On a final and no less passionate note , “ The Earth” ( Bronze-40x20x20cm ) epitomizes Al Sagini’s fervor and attachment to his Motherland , the man sitting with fists clenched holding onto the last bit of earth , the big and solid feet as if digging his roots into the ground underneath , the broad shoulders, the chiseled and serene face show unshakable determination and pride.
Al Sagini was a maker and an arduous one too, free of self-dramatization and elitism he wanted to bridge the gap between art and the onlooker , he created continuously and unreservedly with total integrity and unfaltering focus .
There are no whispering ghosts here, no hushed messages but , only , the magnanimous presence of a supremely accomplished and epic artist .
Gamal Al Sagini was born in Cairo in 1917 . He studied Sculpting at the Higher School of Fine Arts, in Cairo and later went to Paris at his own expense to pursue higher studies. In 1947, he earned a scholarship to go to Rome where he received a diploma in Sculpture and Medal Arts.
El Sagini formed the group “Sawt El Fanan” -the Artist’s Voice- many of the young artists of the time who believed in new artistic styles became members.
He introduced symbolism and expressionism to Egyptian Sculpture.
This , coupled with his great talent paved the way to earning him several prestigious awards: the Gold Medal at the 1957 International Moscow Exhibition, and the Gold Medal at the International Brussels Exhibition.
In 1958 he was awarded First Prize in the High Council for the Support of Arts and Literature Competition for the design of a sculpture of the poet Ahmad Shawky. The Statue, in Bronze stands in the Borghese Gardens in Rome; another was also erected in the Horreya Garden in Gezira Cairo.
In 1977 El Sagini traveled to Spain for a retrospective exhibit of his works organized by the Egyptian General Organization for Information.
He died on the 19th of September 1977 in Barcelona.

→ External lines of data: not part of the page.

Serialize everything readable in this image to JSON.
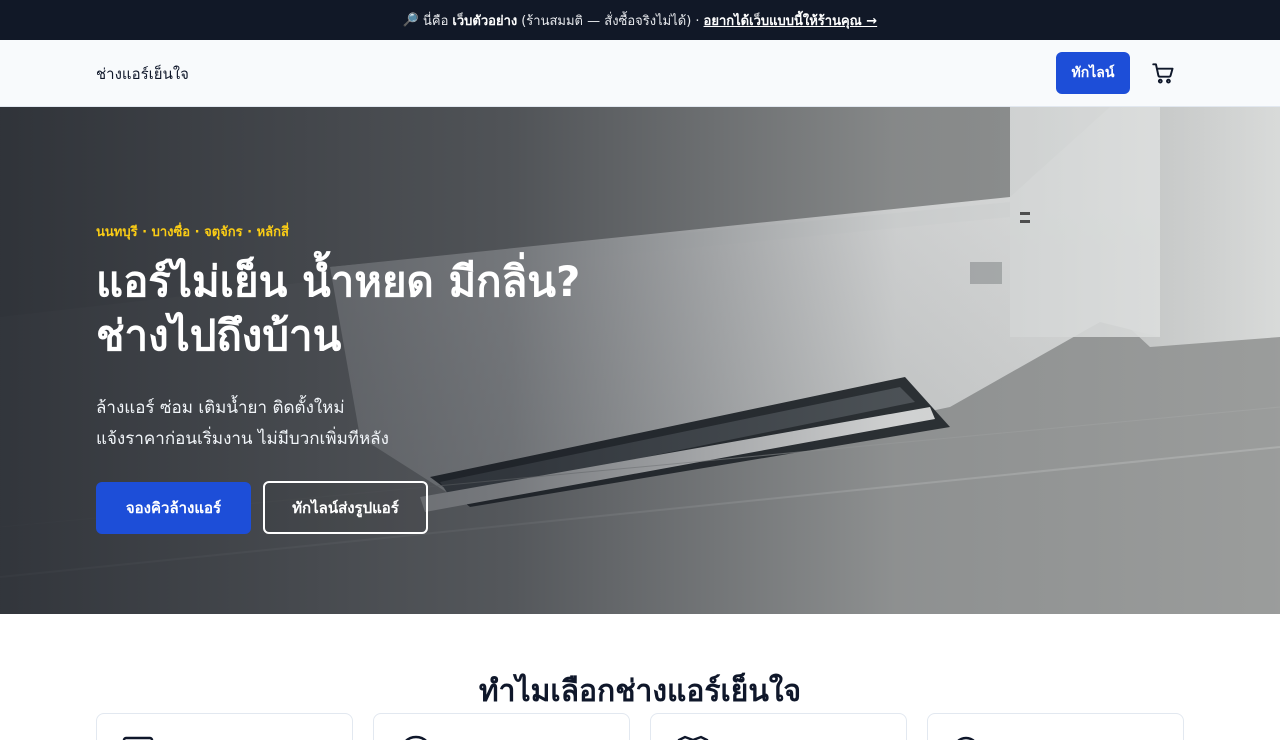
{
  "banner": {
    "icon": "magnifier-icon",
    "prefix": "นี่คือ",
    "bold": "เว็บตัวอย่าง",
    "middle": "(ร้านสมมติ — สั่งซื้อจริงไม่ได้) ·",
    "link": "อยากได้เว็บแบบนี้ให้ร้านคุณ →"
  },
  "header": {
    "brand": "ช่างแอร์เย็นใจ",
    "line_button": "ทักไลน์",
    "cart_icon": "cart-icon"
  },
  "hero": {
    "kicker": "นนทบุรี · บางซื่อ · จตุจักร · หลักสี่",
    "headline_line1": "แอร์ไม่เย็น น้ำหยด มีกลิ่น?",
    "headline_line2": "ช่างไปถึงบ้าน",
    "sub_line1": "ล้างแอร์ ซ่อม เติมน้ำยา ติดตั้งใหม่",
    "sub_line2": "แจ้งราคาก่อนเริ่มงาน ไม่มีบวกเพิ่มทีหลัง",
    "primary_button": "จองคิวล้างแอร์",
    "secondary_button": "ทักไลน์ส่งรูปแอร์",
    "image": "air-conditioner-photo"
  },
  "why": {
    "title": "ทำไมเลือกช่างแอร์เย็นใจ",
    "cards": [
      {
        "icon": "price-tag-icon"
      },
      {
        "icon": "clock-icon"
      },
      {
        "icon": "shield-icon"
      },
      {
        "icon": "badge-icon"
      }
    ]
  },
  "colors": {
    "banner_bg": "#111827",
    "accent": "#1d4ed8",
    "kicker": "#facc15"
  }
}
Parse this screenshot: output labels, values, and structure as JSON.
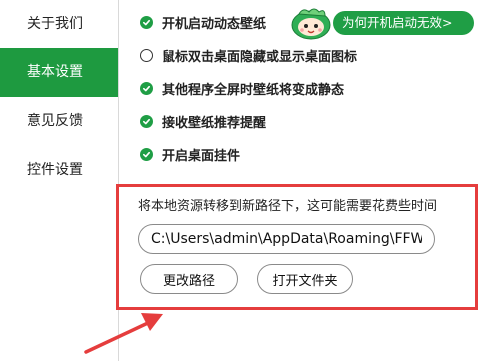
{
  "sidebar": {
    "items": [
      {
        "label": "关于我们",
        "active": false
      },
      {
        "label": "基本设置",
        "active": true
      },
      {
        "label": "意见反馈",
        "active": false
      },
      {
        "label": "控件设置",
        "active": false
      }
    ]
  },
  "options": [
    {
      "label": "开机启动动态壁纸",
      "checked": true
    },
    {
      "label": "鼠标双击桌面隐藏或显示桌面图标",
      "checked": false
    },
    {
      "label": "其他程序全屏时壁纸将变成静态",
      "checked": true
    },
    {
      "label": "接收壁纸推荐提醒",
      "checked": true
    },
    {
      "label": "开启桌面挂件",
      "checked": true
    }
  ],
  "promo": {
    "label": "为何开机启动无效>",
    "icon": "green-mascot-icon"
  },
  "storage": {
    "move_label": "将本地资源转移到新路径下，这可能需要花费些时间",
    "path_value": "C:\\Users\\admin\\AppData\\Roaming\\FFWallpaper",
    "change_path_label": "更改路径",
    "open_folder_label": "打开文件夹"
  },
  "colors": {
    "accent": "#1e9a40",
    "annotation": "#e53d3d"
  }
}
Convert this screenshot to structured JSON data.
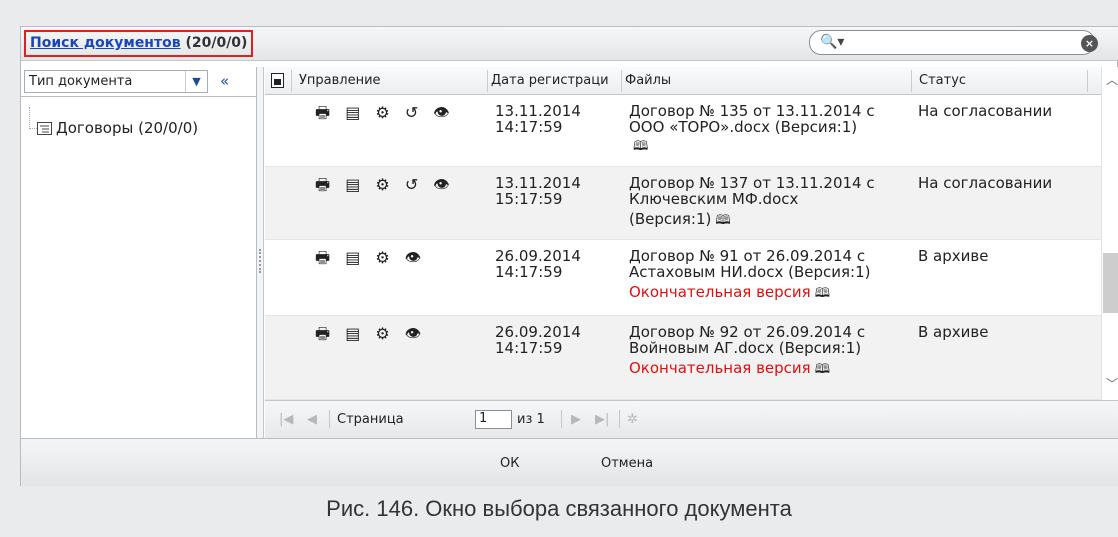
{
  "title": {
    "link": "Поиск документов",
    "count": "(20/0/0)"
  },
  "search": {
    "icon": "search-icon",
    "clear_icon": "clear-icon"
  },
  "left_panel": {
    "doc_type": "Тип документа",
    "collapse": "«",
    "tree_item": "Договоры (20/0/0)"
  },
  "grid": {
    "headers": [
      "Управление",
      "Дата регистраци",
      "Файлы",
      "Статус"
    ],
    "rows": [
      {
        "date1": "13.11.2014",
        "date2": "14:17:59",
        "file1": "Договор № 135 от 13.11.2014 с",
        "file2": "ООО «ТОРО».docx (Версия:1)",
        "file3": "",
        "final": "",
        "status": "На согласовании",
        "actions": "🖶 ▤ ⚙ ↺ 👁"
      },
      {
        "date1": "13.11.2014",
        "date2": "15:17:59",
        "file1": "Договор № 137 от 13.11.2014 с",
        "file2": "Ключевским МФ.docx",
        "file3": "(Версия:1)",
        "final": "",
        "status": "На согласовании",
        "actions": "🖶 ▤ ⚙ ↺ 👁"
      },
      {
        "date1": "26.09.2014",
        "date2": "14:17:59",
        "file1": "Договор № 91 от 26.09.2014 с",
        "file2": "Астаховым НИ.docx (Версия:1)",
        "file3": "",
        "final": "Окончательная версия",
        "status": "В архиве",
        "actions": "🖶 ▤ ⚙ 👁"
      },
      {
        "date1": "26.09.2014",
        "date2": "14:17:59",
        "file1": "Договор № 92 от 26.09.2014 с",
        "file2": "Войновым АГ.docx (Версия:1)",
        "file3": "",
        "final": "Окончательная версия",
        "status": "В архиве",
        "actions": "🖶 ▤ ⚙ 👁"
      }
    ]
  },
  "pager": {
    "page_label": "Страница",
    "page_value": "1",
    "of_label": "из 1"
  },
  "footer": {
    "ok": "ОК",
    "cancel": "Отмена"
  },
  "caption": "Рис. 146. Окно выбора связанного документа",
  "colors": {
    "link": "#1a47b8",
    "highlight_border": "#e02020",
    "final_version": "#e01010"
  }
}
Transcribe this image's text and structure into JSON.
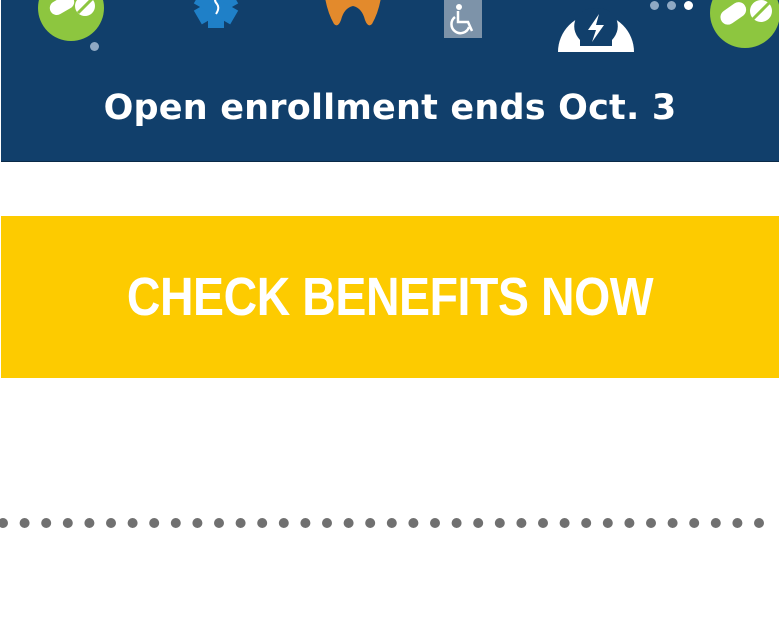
{
  "banner": {
    "title": "Open enrollment ends Oct. 3",
    "background": "#113f6b",
    "icons": [
      "pill-icon",
      "star-of-life-icon",
      "tooth-icon",
      "wheelchair-icon",
      "lightbulb-icon",
      "pill-icon"
    ]
  },
  "cta": {
    "label": "CHECK BENEFITS NOW",
    "background": "#fdcb00",
    "text_color": "#ffffff"
  },
  "divider": {
    "style": "dotted",
    "color": "#707070"
  }
}
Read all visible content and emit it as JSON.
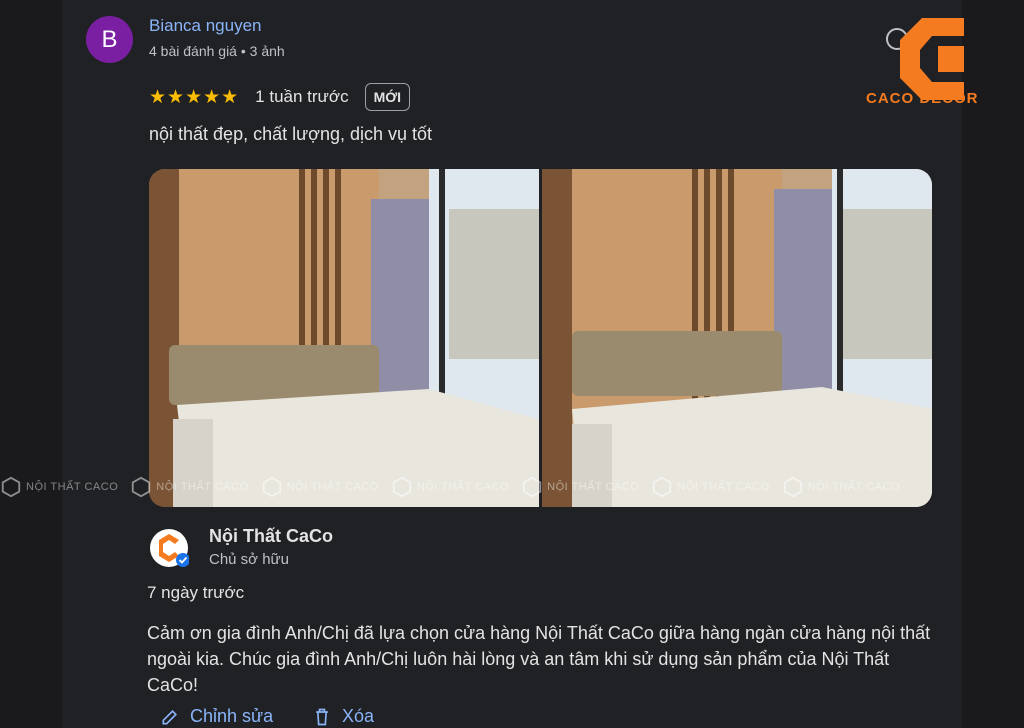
{
  "review": {
    "avatar_letter": "B",
    "reviewer_name": "Bianca nguyen",
    "reviewer_meta": "4 bài đánh giá • 3 ảnh",
    "stars": "★★★★★",
    "rating": 5,
    "time": "1 tuần trước",
    "badge": "MỚI",
    "text": "nội thất đẹp, chất lượng, dịch vụ tốt"
  },
  "watermark": "NỘI THẤT CACO",
  "owner_reply": {
    "name": "Nội Thất CaCo",
    "role": "Chủ sở hữu",
    "time": "7 ngày trước",
    "text": "Cảm ơn gia đình Anh/Chị đã lựa chọn cửa hàng Nội Thất CaCo giữa hàng ngàn cửa hàng nội thất ngoài kia. Chúc gia đình Anh/Chị luôn hài lòng và an tâm khi sử dụng sản phẩm của Nội Thất CaCo!"
  },
  "actions": {
    "edit": "Chỉnh sửa",
    "delete": "Xóa"
  },
  "brand": {
    "text": "CACO DECOR"
  },
  "colors": {
    "accent_blue": "#8ab4f8",
    "star": "#fbbc04",
    "avatar": "#7b1fa2",
    "brand_orange": "#f47b20"
  }
}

His work has been acquired by numerous institutions worldwide namely ,the New York Public Library, the Oriental Art Museum in Moscow, the Pushkin Museum of Fine Arts, the Beijing Museum, and the Villa Borghese Park in Rome, Italy.